Once owned by Lum Chang Holdings, Nam Tin building was leased to several tenants—principally the Great Southern Hotel. The opening ceremony was carried out with much fanfare on 5 February 1927, which included distinguished guests such as the Acting Consul-General of China.
In some ways, the Great Southern Hotel brought many firsts to Singapore’s hospitality industry. The hotel was equipped with a lift—a rarity and source of wonderment during the 1920s. Additionally, this was the first prestigious hotel to cater specially to Chinese travellers; other deluxe hotels at the time were typically catered for Westerners.
The building was designed for lease to different tenants. Aside the Great Southern Hotel utilising the second and third floors as guest sleeping accommodation, the popular Nam Tin Restaurant, famed Southern Cabaret nightclub and a roof garden tea house occupied the fourth, fifth and sixth floors respectively. The ground floor was reserved for office and shops.
As business waned, the building was bought over by Yu Kwok Chun, a Hong Kong businessman, who converted Nam Tin into the flagship store of Yue Hwa Chinese Products. The extensive renovation works—costing $25 million dollars and spanning four years from 1994 to 1998—opened the building’s interior space to fit its new function as a departmental store. Its external facade—gazetted by the Urban Redevelopment Authority (URA) for conservation—was lovingly retained and restored. Thus, the present-day building, as it stands at 70 Eu Tong Seng Street, has been accurately conserved to reflect the Chinatown of old.
This is a conserved building(s) by the Urban Redevelopment Authority (URA), please visit URA’s Conservation Portal for more details.

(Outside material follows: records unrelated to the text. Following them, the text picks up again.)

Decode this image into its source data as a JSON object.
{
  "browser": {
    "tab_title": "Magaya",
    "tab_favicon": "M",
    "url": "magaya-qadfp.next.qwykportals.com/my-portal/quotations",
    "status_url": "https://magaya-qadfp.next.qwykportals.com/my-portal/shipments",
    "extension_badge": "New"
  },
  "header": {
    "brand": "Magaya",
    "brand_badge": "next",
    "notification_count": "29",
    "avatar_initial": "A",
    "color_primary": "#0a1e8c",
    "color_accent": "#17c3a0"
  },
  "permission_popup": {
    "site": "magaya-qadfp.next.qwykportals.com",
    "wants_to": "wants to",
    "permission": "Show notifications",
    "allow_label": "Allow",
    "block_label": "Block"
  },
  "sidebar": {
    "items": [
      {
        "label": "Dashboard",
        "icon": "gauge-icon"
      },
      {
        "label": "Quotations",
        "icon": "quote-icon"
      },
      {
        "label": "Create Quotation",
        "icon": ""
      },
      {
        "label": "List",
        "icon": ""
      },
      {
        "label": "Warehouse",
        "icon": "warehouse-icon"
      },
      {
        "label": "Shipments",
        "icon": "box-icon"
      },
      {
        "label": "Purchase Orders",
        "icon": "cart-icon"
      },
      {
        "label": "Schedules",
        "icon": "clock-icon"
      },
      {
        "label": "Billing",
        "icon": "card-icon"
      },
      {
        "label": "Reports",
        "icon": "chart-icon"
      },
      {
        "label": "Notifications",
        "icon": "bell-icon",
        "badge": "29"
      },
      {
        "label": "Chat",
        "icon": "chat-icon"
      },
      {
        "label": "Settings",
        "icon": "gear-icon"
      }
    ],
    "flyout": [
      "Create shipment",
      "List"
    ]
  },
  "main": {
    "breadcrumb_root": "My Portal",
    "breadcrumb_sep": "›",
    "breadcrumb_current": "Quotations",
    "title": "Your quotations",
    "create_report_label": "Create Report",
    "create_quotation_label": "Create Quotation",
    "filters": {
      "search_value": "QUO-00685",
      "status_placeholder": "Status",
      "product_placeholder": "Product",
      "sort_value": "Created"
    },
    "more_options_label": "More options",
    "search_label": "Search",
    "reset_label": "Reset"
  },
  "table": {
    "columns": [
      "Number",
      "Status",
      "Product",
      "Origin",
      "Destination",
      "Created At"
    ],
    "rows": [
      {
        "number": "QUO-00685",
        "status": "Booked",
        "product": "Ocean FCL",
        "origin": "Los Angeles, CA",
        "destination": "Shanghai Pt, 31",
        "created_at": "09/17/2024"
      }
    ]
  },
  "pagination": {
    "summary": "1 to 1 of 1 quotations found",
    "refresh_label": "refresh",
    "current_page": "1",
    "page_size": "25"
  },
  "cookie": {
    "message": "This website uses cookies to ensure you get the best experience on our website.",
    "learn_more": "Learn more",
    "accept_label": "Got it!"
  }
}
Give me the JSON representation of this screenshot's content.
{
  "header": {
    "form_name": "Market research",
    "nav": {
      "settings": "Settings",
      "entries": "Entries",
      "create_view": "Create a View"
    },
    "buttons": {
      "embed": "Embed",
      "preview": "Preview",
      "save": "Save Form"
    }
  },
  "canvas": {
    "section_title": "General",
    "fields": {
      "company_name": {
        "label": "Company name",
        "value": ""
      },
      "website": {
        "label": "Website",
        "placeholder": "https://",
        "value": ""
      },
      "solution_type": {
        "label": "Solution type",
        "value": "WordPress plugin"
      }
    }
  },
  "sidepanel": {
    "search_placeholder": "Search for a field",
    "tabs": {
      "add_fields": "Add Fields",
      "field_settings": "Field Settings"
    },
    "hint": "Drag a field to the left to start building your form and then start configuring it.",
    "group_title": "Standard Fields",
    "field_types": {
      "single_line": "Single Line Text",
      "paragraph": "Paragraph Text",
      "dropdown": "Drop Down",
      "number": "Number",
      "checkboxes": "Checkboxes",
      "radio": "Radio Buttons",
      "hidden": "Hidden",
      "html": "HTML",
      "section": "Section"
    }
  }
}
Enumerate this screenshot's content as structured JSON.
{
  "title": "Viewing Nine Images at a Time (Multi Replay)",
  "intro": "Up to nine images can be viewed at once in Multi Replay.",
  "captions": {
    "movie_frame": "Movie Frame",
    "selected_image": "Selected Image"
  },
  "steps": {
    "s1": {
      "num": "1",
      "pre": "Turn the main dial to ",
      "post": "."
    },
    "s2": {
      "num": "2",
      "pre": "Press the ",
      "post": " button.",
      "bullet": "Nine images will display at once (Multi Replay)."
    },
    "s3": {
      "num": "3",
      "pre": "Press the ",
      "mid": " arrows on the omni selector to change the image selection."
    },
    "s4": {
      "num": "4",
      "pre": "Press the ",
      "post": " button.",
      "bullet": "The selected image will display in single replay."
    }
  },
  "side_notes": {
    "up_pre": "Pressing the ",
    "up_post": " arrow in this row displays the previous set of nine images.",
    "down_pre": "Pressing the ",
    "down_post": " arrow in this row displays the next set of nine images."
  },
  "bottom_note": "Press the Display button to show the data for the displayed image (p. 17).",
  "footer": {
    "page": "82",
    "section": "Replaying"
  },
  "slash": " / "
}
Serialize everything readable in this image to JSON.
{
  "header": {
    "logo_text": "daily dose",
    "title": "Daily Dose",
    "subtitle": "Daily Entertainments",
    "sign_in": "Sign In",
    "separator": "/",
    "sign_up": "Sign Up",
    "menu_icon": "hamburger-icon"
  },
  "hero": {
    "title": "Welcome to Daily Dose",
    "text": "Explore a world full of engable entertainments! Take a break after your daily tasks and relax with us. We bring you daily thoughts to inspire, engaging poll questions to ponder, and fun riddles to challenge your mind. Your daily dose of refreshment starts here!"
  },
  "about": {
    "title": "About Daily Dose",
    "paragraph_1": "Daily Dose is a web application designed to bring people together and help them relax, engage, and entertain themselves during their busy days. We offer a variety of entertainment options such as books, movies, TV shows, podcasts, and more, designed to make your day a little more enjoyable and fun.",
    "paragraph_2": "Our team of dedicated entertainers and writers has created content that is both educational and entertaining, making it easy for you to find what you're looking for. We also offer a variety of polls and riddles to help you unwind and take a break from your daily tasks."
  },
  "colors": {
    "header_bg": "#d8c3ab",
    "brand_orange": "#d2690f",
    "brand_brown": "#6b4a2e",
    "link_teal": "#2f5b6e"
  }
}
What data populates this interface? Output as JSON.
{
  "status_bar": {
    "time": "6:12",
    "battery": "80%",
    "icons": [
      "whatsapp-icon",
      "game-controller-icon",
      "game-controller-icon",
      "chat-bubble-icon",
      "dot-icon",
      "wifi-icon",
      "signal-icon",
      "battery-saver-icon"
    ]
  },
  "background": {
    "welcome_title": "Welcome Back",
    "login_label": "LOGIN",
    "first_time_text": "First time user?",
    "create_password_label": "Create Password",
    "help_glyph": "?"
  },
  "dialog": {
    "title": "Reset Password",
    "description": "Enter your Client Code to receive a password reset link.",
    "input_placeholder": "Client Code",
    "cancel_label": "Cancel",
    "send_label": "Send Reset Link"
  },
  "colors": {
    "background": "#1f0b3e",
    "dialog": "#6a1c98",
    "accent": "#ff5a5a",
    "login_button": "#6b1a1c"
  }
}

Buildings and sites featured on Roots.SG are part of our efforts to raise awareness of our heritage; a listing on Roots.SG does not imply any form of preservation or conservation status, unless it is mentioned in the article. The information in this article is valid as of October 2019 and is not intended to be an exhaustive history of the site/building.